The Mike Carp Family Of Hitters
I liked the way the previous post showed what you should expect from Jaso, so while I had the data sitting in a spreadsheet, I decided to apply the same analysis to another guy on the M’s roster – Mike Carp. Given his power spike at the end of last year, I know a lot of people want to see the M’s give Carp a full season to show what he can do, while I’m a bit more skeptical about whether he can sustain success using the approach he showed last year. This is where the “family of hitters” analysis is helpful, as we can see what history shows to expect from this skillset.
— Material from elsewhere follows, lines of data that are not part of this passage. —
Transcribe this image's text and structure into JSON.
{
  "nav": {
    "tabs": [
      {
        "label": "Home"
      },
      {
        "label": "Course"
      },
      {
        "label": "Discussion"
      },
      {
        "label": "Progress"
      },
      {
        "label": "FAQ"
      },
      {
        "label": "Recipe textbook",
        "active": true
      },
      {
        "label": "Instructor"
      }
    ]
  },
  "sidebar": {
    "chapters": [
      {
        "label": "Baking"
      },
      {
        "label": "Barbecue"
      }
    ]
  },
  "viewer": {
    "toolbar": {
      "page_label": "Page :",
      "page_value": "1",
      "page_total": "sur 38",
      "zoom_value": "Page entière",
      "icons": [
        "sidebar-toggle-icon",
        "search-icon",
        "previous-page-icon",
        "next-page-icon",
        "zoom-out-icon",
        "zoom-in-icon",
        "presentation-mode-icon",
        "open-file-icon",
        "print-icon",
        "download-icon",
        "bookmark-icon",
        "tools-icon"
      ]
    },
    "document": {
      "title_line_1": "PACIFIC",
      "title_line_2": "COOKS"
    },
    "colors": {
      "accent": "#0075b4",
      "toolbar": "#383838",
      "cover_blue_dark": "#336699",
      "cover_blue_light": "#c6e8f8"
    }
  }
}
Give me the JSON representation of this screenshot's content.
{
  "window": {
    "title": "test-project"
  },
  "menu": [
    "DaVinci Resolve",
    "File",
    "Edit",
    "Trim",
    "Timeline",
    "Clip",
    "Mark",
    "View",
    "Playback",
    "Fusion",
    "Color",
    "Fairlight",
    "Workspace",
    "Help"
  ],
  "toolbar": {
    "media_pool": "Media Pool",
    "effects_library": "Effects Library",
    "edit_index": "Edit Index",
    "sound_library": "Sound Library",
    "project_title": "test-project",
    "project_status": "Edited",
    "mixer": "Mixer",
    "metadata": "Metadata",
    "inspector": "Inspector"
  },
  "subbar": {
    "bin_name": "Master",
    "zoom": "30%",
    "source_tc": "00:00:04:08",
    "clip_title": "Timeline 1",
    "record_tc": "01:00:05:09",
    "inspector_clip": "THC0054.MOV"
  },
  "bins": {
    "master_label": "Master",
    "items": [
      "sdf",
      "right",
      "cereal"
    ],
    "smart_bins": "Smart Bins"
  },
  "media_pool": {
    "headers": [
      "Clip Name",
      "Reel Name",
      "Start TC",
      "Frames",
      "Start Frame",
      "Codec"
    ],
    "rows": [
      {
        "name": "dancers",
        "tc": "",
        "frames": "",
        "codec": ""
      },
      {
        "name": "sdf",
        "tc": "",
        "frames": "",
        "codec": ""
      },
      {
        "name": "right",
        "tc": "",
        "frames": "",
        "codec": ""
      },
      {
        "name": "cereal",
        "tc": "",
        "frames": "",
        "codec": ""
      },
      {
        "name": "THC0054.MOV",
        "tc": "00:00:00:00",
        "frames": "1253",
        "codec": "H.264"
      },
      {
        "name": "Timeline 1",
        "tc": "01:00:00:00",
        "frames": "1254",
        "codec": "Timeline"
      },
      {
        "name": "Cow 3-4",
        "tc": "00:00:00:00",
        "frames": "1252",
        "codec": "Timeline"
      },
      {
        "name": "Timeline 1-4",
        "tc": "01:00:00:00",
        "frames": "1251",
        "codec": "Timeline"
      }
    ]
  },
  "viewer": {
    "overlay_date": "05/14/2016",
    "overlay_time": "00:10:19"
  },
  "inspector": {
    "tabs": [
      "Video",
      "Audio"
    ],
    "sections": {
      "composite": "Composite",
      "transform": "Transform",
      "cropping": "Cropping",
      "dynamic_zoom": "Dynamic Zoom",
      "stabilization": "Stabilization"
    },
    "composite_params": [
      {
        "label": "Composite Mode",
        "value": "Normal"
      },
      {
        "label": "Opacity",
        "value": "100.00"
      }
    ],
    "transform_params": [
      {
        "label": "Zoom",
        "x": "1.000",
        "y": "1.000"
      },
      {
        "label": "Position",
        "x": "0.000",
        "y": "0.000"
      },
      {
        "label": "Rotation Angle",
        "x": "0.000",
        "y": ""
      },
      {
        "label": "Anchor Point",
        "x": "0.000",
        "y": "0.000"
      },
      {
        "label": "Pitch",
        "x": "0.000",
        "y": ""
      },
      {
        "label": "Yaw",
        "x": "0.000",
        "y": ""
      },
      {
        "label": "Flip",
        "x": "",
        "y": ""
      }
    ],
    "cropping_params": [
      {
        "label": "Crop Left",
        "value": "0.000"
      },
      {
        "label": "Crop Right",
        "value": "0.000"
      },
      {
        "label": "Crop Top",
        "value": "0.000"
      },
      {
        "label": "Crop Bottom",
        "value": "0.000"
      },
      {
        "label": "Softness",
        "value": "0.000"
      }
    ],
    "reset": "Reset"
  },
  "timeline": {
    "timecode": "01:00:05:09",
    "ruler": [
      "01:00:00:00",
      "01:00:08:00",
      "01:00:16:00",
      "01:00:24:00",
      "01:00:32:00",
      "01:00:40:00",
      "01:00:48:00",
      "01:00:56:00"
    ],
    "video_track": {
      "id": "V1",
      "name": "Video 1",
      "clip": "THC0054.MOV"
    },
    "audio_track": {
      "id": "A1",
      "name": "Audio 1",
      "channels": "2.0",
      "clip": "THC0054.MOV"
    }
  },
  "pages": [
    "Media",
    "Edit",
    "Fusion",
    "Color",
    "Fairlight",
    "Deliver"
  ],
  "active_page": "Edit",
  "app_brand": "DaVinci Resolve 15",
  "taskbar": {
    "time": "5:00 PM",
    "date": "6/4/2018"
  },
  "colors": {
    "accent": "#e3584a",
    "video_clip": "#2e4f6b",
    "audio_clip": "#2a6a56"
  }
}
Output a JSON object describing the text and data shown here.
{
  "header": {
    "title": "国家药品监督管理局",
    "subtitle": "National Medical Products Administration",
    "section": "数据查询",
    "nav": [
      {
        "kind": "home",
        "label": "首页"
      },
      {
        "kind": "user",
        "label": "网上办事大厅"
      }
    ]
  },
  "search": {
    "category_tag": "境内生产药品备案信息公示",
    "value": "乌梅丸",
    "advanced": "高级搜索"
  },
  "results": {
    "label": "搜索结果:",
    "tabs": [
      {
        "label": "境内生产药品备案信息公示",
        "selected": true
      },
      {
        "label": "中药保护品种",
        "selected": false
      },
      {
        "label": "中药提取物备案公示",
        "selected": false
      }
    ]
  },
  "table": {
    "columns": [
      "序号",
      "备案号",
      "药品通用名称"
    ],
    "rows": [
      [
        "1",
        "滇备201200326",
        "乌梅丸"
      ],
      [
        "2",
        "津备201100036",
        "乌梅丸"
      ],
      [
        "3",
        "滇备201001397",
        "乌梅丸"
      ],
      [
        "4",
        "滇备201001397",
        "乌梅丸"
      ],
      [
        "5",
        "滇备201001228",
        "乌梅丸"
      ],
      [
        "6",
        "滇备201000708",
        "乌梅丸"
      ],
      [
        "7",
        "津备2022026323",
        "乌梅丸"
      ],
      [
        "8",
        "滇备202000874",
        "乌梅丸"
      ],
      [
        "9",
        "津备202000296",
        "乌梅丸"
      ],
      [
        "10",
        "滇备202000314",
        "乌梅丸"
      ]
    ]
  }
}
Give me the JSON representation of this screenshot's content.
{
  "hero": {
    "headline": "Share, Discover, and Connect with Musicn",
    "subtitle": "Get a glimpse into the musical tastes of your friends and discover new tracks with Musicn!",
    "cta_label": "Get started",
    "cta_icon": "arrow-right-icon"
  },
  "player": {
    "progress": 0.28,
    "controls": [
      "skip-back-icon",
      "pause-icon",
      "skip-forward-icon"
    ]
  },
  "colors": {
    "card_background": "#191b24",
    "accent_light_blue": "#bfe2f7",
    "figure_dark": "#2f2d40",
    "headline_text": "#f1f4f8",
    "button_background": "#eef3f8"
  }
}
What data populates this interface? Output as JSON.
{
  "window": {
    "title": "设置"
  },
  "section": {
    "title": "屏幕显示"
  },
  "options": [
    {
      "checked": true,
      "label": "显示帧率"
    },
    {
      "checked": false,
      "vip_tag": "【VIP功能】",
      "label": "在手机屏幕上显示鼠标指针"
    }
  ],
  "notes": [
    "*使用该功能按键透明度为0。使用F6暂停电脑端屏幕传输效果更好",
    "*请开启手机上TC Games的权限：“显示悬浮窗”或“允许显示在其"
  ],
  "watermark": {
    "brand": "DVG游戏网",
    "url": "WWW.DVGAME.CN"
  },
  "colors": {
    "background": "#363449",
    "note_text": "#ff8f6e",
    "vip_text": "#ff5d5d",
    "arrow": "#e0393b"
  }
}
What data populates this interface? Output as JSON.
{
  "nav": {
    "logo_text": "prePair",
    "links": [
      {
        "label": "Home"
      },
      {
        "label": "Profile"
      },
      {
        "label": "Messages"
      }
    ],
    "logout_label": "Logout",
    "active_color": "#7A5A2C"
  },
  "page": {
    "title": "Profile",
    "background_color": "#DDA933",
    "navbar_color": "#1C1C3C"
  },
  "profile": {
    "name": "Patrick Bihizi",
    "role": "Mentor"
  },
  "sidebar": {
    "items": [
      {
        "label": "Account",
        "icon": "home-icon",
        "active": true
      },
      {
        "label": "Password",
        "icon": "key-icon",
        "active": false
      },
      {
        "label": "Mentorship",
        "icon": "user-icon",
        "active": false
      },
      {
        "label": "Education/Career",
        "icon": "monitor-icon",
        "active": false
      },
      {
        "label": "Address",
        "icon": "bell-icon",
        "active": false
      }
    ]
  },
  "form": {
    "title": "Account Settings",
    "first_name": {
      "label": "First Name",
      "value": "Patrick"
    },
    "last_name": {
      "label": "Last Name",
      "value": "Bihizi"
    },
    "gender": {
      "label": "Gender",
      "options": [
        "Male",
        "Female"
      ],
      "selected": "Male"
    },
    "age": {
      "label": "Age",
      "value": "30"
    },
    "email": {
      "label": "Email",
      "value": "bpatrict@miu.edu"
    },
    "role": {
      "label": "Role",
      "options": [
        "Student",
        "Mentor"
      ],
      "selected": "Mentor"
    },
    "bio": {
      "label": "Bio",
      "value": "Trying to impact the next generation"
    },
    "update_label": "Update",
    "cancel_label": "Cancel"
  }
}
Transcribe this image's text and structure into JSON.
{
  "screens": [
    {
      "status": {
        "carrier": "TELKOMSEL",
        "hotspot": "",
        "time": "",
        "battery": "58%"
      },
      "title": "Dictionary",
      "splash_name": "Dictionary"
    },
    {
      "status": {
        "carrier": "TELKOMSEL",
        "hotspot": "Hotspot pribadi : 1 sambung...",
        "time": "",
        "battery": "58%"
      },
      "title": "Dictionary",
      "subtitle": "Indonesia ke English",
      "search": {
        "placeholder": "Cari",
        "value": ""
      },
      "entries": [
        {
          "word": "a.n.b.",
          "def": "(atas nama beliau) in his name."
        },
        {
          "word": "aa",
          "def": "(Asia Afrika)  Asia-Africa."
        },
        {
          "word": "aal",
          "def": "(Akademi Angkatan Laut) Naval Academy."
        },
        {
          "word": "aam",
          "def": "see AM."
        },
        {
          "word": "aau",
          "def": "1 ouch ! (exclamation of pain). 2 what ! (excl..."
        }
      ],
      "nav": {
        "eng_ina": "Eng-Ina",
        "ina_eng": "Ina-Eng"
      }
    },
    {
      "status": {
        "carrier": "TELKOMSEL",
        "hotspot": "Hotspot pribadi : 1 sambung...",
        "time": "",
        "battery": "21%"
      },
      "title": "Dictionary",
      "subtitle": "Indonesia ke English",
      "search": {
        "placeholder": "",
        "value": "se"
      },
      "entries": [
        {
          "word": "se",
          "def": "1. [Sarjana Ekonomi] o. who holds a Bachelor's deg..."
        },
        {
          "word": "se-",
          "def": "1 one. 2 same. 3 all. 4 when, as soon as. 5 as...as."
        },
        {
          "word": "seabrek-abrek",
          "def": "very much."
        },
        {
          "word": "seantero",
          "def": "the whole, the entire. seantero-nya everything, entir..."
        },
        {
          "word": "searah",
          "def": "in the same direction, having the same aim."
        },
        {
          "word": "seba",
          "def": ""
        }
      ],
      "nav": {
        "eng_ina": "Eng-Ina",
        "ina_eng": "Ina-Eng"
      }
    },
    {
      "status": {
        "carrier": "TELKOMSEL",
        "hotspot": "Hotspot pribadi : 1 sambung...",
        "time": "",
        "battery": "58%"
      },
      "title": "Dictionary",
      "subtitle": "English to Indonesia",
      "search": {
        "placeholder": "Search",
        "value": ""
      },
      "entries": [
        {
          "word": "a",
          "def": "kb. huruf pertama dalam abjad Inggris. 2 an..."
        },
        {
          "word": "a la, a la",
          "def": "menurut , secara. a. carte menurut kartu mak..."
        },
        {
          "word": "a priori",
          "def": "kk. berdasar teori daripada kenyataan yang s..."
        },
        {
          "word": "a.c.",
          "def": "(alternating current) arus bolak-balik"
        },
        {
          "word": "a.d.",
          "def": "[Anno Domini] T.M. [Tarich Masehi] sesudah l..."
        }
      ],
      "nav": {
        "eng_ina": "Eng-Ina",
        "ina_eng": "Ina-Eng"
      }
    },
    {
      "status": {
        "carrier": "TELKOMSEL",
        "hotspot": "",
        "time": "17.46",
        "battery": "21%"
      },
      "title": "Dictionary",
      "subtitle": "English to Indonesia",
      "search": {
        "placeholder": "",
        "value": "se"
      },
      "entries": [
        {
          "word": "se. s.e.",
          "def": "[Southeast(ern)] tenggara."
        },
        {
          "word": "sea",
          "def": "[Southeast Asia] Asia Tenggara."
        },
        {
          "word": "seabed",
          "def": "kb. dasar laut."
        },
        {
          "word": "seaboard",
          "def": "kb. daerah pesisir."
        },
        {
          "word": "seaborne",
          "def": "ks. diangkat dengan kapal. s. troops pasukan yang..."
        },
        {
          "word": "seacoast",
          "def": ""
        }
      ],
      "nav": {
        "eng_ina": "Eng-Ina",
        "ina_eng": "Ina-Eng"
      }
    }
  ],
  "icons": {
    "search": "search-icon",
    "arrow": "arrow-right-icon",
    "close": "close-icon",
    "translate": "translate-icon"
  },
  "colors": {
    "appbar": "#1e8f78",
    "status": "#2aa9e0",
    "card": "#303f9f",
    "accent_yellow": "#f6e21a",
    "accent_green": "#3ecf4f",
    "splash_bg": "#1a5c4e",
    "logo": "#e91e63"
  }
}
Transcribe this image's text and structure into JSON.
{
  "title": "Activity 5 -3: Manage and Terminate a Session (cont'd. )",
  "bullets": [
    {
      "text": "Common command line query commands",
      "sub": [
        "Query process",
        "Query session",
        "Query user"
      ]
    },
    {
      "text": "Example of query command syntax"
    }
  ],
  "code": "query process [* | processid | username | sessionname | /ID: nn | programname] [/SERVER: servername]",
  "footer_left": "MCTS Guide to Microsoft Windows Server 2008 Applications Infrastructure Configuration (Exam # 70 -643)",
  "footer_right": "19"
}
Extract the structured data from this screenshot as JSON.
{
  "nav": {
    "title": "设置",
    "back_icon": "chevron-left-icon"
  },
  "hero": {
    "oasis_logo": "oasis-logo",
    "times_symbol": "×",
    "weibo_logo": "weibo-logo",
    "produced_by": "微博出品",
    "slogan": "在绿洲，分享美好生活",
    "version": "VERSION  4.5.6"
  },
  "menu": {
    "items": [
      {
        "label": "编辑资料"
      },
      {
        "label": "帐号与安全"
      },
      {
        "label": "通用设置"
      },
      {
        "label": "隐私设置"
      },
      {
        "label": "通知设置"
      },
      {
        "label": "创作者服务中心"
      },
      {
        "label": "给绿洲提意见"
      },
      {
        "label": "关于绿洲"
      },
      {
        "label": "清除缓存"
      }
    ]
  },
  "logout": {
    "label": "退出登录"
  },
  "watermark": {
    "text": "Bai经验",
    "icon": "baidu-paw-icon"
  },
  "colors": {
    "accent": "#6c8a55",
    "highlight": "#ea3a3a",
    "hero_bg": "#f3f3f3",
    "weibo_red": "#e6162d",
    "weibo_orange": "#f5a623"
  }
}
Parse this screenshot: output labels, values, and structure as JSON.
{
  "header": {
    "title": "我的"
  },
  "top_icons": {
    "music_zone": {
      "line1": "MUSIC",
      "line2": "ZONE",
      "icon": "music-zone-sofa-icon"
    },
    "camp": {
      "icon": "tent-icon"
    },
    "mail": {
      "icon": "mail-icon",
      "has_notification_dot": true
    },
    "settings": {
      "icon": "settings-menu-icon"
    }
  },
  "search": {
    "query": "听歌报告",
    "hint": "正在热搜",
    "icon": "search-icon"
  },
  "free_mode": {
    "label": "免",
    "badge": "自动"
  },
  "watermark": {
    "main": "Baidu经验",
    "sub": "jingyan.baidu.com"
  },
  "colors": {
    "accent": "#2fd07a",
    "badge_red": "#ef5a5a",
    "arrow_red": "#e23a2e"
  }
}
Same deal as with Jaso, though with Carp, the filters are obviously different. This time, I set contact rate to be between 70% and 75%, swing rate to be between 46.5% and 51.5%, and Isolated Slugging to be between .165 and .215 – essentially, taking 25 points on both sides of Carp’s average in those categories in 2011. The overall group produced a total line in these categories that is nearly an identical match (72.5% contact rate, 48.4% swing rate, and .192 ISO) to what Carp put up last year. This skillset is a little more common, so going back to 2002 like before, we’ve got 51 players accumulating 21,223 plate appearances in the seasons in which they showed similar skills to Carp. Here is the list.
The list of performances is pretty darn similar to Jaso’s comparables, and you’ll probably notice immediately that the wRC+ for this group is actually slightly worse than it was for Jaso’s group, though both collections could both be described as essentially average hitters. There’s a bit larger of a spread in results here, though once again, results are basically driven by a player’s BABIP – Matt Kemp’s crazy good 2007 was driven by a .411, while David Ross’ disastrous 2007 was thanks to a .225 BABIP, and obviously, neither of those marks were anything close to sustainable.
In terms of Carp, his 117 wRC+ from last year was the ninth highest posted by anyone in this “family”, and his .343 BABIP was the fifth highest anyone posted. Like with Jaso, this group suggests there’s significant regression coming if the same package of skills is maintained, but unfortunately with Carp, it’s regression in the other direction.
The conclusion here is hard to avoid. If Mike Carp takes the same approach at the plate in 2012 that he did in 2011, the results are going to be worse, and probably by a good amount. It’s one thing to have a league average hitting catcher (that’s a very good thing), but it’s entirely another to have a league average hitting 1B/DH with no defensive value. If Carp regresses back to the normal production level for a hitter with his 2011 contact rate, swing rate, and power levels, he’ll essentially be a replacement level player.
Of course, Carp has shown better contact rates in prior years, and there are some guys on the list – Matt Kemp, Jay Bruce, Miguel Cabrera, and Carlos Pena aren’t bad names to be associated with, after all – who offer some hope that this kind of skillset can be improved upon. The problem is that most of those guys were a lot younger than Carp was when they showed these skills in the big leagues, and so improvement with experience and natural growth was to be expected. At 25-years-old, Carp is getting close to the point where he should be in his physical prime, so there probably isn’t a ton of room for development left.
If there’s one guy who you could point to as perhaps the blueprint for what you’d hope for from Carp, it’s probably Pena, who didn’t really break out as a big leaguer until he was 29. Of course, a significant part of his improvement can be directly tied to his decision to drastically cut down on how often he swung the bat, as he set a career low 43.1% mark in his swing rate during his monster 2007 season. If Carp is going to follow the Pena path to being a productive slugger while striking out a lot, he’s simply going to have to stop chasing so many pitches out of the strike zone, get himself in better hitter’s counts, and be willing to take more walks.
More likely, though, he pretty much is what he is, and his future looks a lot like Eric Hinske’s career. It’s possible that Carp adds a bit more patience to his game and is able to maintain the power he showed last year, which would make him a useful player. He’ll never be any kind of star with his contact problems, and we probably shouldn’t expect Carp to be more than an average-ish hitter going forward, but there are some reasons to give him additional playing time in 2012. I just don’t agree that he’s shown enough to be handed the full-time starting DH job, however, and I wouldn’t suggest that the organization go into next season with Carp in a starting role and no legitimate alternative in the organization.
As a part-time player or a guy who doesn’t have to be counted on, he’s a decent piece to have around. Given how these types of hitters have generally performed, however, the Mariners better not count on getting a repeat performance from Carp, because odds are pretty good that the 2012 version won’t be as good as the 2011 version.